Finally, when the chemo had wiped out every remaining stem cell in my bone marrow, my sister’s cells were pumped into my blood through a cannula. I am still dumbfounded by the technology involved in this procedure. How I now have my siblings DNA in my body, how I owe my life to her.
After two weeks of being quarantined in a hospital room while my body regenerated enough white blood cells to constitute a functioning immune system, I was released back into the world.
It was only then, upon arriving home, that the feelings came. And by came I mean, smacked me down like a merciless tsunami of emotion.
I just felt so deeply sad like there was a crater inside me, a pit of cavernous darkness. The lightness and happiness that has always felt so effortless to me, had evaporated. I was angry with the world. Angry that I had been robbed of my youth, of a sense of naïveté and carefreeness that comes with being young. Angry that for the rest of my life I would have to live with the fear of relapse, live with the fear that every pain I felt could potentially be fatal. Angry that I had been treated like a human pin cushion in the hospital, ripped of all my bodily autonomy. Angry that I’d had my long hair, my fertility, my sex drive stolen from me, in what felt like having my sense of femininity obliterated. Above all I just felt sad, saddened that for so long life had been serious and heavy and overwhelmingly hard.
I was awash in a sea of feelings and I couldn’t find the ground beneath my feet. I couldn’t recognise myself in the mirror and not just because I was 6 kg lighter or as bald as a baby’s bum. Being forced to rest meant there was no escaping the wounds in my mind. I had to face them.
But of course, I still tried to run. Instead of understanding the value of this period of turning inside and healing my psyche, I got lost in comparison and distraction.
I saw those around me moving on with their lives, starting work, traveling, seemingly thriving and I felt abandoned and purposeless. I punished myself for being so sad, forced myself to go out and try to be my old bubbly self, I even started applying for jobs. I just didn’t want to deal with my grief.
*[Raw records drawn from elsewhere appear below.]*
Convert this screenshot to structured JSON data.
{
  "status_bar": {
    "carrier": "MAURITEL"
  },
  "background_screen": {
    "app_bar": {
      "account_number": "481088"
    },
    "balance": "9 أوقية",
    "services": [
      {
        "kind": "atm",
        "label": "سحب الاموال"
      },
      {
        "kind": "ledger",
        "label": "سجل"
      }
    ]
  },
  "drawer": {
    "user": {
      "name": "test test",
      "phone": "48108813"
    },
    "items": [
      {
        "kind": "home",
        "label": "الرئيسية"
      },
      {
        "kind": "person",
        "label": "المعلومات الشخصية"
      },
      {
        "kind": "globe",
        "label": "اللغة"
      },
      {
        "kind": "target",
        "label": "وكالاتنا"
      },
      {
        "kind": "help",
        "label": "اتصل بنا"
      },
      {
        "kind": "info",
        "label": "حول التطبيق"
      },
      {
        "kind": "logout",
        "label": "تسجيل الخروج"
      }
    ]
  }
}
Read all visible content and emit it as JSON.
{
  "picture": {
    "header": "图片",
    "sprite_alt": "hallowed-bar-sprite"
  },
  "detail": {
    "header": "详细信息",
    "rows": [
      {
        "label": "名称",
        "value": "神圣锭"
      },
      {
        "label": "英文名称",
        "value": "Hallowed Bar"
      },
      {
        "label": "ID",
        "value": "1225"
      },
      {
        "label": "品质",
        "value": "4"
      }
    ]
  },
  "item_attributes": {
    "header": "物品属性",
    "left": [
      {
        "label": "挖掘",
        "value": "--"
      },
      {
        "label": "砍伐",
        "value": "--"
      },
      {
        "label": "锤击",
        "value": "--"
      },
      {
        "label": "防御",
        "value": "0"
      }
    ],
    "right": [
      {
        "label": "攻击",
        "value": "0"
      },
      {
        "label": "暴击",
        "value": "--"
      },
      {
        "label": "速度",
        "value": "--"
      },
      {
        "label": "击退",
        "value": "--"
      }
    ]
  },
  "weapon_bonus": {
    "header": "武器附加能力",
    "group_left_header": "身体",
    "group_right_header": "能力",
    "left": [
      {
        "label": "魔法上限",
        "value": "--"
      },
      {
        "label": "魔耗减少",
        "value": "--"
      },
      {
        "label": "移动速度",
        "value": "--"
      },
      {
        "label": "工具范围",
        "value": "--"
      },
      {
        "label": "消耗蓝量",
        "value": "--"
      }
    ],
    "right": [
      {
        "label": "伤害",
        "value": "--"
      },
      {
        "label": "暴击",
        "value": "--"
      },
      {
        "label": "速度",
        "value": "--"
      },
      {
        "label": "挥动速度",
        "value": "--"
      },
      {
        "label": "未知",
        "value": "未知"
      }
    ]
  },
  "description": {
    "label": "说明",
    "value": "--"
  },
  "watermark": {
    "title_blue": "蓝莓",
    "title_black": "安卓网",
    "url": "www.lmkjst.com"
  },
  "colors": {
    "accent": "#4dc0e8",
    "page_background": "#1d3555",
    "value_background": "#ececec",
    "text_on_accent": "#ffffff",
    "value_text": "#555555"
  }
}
But feelings are feelings and man can they be resilient.
In this relentlessly fast paced, consumer-driven society of ours, we are constantly congratulated for playing a conventional role in the system. We know this just from the first question strangers ask us, “so what do you do for a living?” We are rewarded for our packed social schedules, our crowded calendars, our exhaustion.
But what about healing? What about taking the time to do the work to fix ourselves and mend our trauma? We all have internal wounds. Yet these formidable endeavours of internal restoration are rarely rewarded and often even viewed as self-indulgent. Unless there’s something material to show for our efforts, like a ripped torso or a published memoir (watch this space yo!), this work is rarely valued.
Everyone wants to hear the success story without acknowledging the raw and often painful experiences a person must endure in order to get there.
For me, it’s been about learning to accept that there is nothing I can do but sit in the uncertainty of this moment and feel the weight of all I have been through. I’m learning to stop apologising for my tears. I’m learning it’s ok to miss my mother, to ache for her at times. That it’s ok to feel broken, to mourn for the person I used to be, to grieve the life that I didn’t have.
I’m realising that in order to face the world again with the strength and courage and resilience I know exists within me, I have to embrace this season of solitude and sentiment. I have to learn to love my bald head and my broken heart. I have to experience the moments of melancholy and stillness.
This is how we heal.
“There can be no transforming of darkness into light and of apathy into movement without emotion.”Carl Jung